Nuclear bombs. That's the go-to answer for incoming space objects like asteroids and comets, as far as Hollywood is concerned.

source:upi

Movies like Deep Impact and Armageddon rely on nukes, delivered by stars like Bruce Willis, to save the world and deliver the drama.

source:upi

But planetary defense experts say in reality, if astronomers spotted a dangerous incoming space rock, the safest and best answer might be something more subtle

source:upi

That's just what NASA did on Monday evening, when a spacecraft headed straight into an asteroid, obliterating itself.

source:mLIVE

In images streamed as the impact neared, the egg-shaped asteroid, called Dimorphos, grew in size from a blip on screen to have its full rocky surface

source:mLIVE

Events transpired exactly as engineers had planned, they said, with nothing going wrong. "As far as we can tell our first planetary defense test was a success," said Elena Adams

source:mLIVE

The impact was the culmination of NASA's Double Asteroid Redirection Test (DART), a 7-year and more than $300 million effort which launched a space vehicle in November of 2021

source:mLIVE
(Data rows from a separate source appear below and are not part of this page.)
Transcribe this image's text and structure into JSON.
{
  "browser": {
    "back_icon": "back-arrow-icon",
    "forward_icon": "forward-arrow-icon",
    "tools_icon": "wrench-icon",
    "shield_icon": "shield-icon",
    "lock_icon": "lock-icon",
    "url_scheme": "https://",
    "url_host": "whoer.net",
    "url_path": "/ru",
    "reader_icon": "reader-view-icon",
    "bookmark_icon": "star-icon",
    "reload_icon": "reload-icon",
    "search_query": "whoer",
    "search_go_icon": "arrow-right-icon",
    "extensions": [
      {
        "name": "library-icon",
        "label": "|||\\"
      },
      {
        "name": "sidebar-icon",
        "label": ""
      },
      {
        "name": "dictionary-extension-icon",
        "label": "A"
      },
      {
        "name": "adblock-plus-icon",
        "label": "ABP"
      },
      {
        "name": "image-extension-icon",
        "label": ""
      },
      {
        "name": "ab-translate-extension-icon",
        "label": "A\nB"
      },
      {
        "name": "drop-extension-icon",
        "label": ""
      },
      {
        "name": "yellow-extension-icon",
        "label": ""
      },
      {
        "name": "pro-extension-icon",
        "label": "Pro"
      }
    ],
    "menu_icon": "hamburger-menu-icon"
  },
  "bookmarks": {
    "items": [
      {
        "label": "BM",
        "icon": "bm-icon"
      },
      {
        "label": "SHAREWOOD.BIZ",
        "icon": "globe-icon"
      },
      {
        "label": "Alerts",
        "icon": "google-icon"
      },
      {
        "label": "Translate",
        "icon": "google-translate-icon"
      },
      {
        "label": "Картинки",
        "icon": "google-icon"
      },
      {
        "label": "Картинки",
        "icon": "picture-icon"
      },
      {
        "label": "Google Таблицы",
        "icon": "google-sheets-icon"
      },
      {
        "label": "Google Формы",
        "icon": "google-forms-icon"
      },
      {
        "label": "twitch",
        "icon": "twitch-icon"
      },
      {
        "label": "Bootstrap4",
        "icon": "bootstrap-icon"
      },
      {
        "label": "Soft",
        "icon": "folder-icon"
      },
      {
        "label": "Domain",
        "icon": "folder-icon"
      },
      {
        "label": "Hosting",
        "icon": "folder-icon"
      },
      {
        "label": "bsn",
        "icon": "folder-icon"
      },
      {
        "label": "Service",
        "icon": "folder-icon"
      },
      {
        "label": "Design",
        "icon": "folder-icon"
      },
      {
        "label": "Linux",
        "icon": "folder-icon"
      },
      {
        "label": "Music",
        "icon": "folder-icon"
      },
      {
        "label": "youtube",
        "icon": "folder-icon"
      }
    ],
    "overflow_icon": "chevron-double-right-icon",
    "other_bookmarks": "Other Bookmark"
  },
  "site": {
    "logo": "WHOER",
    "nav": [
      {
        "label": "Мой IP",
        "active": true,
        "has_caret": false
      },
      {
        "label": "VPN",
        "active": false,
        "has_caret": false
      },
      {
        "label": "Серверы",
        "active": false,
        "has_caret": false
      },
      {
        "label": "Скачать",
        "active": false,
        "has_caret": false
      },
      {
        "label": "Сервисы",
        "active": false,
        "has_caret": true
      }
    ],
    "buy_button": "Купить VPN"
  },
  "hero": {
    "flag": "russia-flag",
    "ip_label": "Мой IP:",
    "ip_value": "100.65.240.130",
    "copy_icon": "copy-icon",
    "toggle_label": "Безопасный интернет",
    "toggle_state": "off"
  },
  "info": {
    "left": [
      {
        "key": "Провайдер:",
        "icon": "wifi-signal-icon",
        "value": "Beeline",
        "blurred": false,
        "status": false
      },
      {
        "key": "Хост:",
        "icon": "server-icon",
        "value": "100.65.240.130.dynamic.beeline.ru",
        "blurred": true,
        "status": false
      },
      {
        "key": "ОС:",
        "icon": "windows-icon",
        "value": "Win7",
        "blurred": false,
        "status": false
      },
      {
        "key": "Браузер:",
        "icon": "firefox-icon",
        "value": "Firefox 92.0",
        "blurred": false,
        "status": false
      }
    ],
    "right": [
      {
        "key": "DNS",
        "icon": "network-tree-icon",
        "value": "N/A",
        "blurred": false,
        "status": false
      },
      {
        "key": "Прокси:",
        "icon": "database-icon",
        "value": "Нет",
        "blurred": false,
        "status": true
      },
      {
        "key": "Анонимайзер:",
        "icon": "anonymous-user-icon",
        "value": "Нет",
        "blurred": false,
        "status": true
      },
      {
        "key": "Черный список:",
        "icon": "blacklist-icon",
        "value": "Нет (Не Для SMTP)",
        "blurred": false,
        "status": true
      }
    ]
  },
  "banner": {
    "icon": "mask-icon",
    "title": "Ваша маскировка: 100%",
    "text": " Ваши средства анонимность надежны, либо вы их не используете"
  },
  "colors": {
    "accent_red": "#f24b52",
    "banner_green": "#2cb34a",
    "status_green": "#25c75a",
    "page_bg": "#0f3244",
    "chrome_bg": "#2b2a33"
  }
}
She says the collision is just a nudge that's similar to "running a golf cart into the Great Pyramid."

source:mLIVE